> On December 6, 2018 5:39:56 PM UTC, Alessandro Vesely <vesely@tana.it> wrote:
>> On Sat 01/Dec/2018 02:27:54 +0100 Scott Kitterman wrote:
>>> 
>>> Perhaps we need to step back and see if there is consensus that the privacy
>>> considerations in the draft are substantially correct and if risk mitigation
>>> is needed as described.
>>
>>
>> How about expanding on this:
>>
>> On Sat 01/Dec/2018 00:37:24 +0100 Scott Kitterman wrote:
>>> 
>>> I don't think wide open TLDs like .com ought to be stimulating feedback on
>>> any lower level elements of the DNS tree.
>>
>> IMHO, statistics derived thereof would be an interesting read.
> 
> I'm not sure I understand?  How much would be okay?


Eh?  How much of what?


I meant, let's consider average.com which doesn't have a DMARC record.  I
receive a message from Joe@average.com, so I lookup _dmarc.average.com and get
NXDOMAIN, then let's say I lookup _dmarc.com and find a record there.  In the
end of day I'll mail an aggregate record saying I received 1 message from
192.0.2.1 using From: domain average.com, valid spf average.com, no dkim.

That way, Verisign will get to know how many messages, from which mailouts,
featuring what auth methods average.com send each day.  Ditto for any other
domains which don't bother publishing their own DMARC records.

For ESPs, those numbers reveal something about their business volumes.  Ditto
for e-commerce businesses or similar, which send e-mail transactions.  How much
of a risk is that, compared to, say, their ISPs' data, or their accountants'?


On Sat 05/May/2018 15:55:37 +0200 John Levine via dmarc-discuss wrote:
> My feedback goes into a database where I do occasional summary
> queries.  I don't recall any particular problems doing the analysis
> and it is kind of fun to extract numbers like how many NANOG
> subscribers get their mail at Gmail.


By the time From:-rewriting takes hold, even such amusing diversions won't be
possible.  I think John was among the first to store reports in a DB.  The
above quote is about the only finding I happened to hear from him on this subject.

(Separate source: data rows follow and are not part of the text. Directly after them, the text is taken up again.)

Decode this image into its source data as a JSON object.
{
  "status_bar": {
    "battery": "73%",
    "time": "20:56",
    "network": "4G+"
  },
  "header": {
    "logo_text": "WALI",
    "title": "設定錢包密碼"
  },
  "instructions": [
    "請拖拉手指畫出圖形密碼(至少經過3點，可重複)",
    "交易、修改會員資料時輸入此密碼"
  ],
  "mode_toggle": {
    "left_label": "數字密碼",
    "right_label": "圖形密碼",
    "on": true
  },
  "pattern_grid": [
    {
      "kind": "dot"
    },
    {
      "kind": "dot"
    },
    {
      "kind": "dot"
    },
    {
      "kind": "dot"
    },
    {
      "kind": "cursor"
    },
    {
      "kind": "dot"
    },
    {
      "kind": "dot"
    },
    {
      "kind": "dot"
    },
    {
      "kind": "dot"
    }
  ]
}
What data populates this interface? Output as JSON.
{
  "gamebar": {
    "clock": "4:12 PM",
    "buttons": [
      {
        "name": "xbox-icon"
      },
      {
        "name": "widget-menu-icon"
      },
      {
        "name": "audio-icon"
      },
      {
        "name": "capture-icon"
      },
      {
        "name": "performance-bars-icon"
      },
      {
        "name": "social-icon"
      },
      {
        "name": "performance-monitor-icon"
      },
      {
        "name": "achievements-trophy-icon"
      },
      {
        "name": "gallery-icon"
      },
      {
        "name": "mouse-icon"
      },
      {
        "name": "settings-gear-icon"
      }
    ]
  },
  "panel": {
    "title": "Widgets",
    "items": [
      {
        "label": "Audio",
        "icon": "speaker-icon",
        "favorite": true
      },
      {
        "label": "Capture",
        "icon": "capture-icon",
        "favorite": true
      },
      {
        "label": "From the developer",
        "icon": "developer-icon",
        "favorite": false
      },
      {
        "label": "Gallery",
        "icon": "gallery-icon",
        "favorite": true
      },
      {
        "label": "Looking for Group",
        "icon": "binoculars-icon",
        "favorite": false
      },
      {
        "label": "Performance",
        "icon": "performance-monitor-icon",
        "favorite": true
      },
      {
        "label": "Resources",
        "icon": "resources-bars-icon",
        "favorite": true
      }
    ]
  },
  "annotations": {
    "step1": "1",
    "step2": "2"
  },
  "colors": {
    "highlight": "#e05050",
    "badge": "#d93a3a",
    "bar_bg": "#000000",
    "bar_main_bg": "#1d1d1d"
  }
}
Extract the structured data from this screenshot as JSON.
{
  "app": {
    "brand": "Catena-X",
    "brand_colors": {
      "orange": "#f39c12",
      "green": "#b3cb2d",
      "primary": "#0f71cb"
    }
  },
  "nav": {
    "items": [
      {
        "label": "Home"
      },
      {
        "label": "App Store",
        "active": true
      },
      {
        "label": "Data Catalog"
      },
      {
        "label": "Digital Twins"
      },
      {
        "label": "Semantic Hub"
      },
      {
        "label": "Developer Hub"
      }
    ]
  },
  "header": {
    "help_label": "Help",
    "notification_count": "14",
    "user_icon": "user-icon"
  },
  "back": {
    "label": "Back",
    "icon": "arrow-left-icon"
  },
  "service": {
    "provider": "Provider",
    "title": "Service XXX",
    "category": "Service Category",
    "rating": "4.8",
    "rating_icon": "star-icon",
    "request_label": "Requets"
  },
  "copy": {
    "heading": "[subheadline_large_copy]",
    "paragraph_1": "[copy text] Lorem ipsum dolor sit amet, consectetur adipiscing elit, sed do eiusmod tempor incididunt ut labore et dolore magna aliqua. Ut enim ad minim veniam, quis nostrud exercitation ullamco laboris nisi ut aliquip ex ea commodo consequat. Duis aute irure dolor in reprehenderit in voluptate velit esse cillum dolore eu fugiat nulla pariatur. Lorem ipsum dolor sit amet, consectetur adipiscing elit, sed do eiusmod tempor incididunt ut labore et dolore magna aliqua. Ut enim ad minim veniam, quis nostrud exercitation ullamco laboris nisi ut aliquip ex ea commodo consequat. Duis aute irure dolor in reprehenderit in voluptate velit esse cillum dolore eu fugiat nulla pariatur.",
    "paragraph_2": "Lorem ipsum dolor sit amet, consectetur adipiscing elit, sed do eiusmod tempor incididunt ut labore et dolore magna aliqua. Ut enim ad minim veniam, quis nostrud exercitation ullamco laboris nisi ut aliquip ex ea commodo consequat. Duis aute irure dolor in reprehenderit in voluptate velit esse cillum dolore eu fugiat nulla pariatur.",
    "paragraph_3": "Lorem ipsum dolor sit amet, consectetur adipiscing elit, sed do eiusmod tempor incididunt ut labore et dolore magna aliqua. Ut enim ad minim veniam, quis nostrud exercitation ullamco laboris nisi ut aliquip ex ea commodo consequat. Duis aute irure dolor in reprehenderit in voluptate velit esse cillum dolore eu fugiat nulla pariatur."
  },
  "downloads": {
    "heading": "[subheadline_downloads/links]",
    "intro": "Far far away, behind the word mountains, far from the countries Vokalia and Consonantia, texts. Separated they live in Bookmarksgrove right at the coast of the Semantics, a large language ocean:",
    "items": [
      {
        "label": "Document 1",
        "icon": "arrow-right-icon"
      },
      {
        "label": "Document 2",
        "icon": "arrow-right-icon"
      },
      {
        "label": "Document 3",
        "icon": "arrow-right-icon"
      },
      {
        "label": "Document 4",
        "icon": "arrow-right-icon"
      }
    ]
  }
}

I may be dumb, but I have difficulty in getting useful data from aggregate
records.  And still don't see the risk.


Best
Ale
--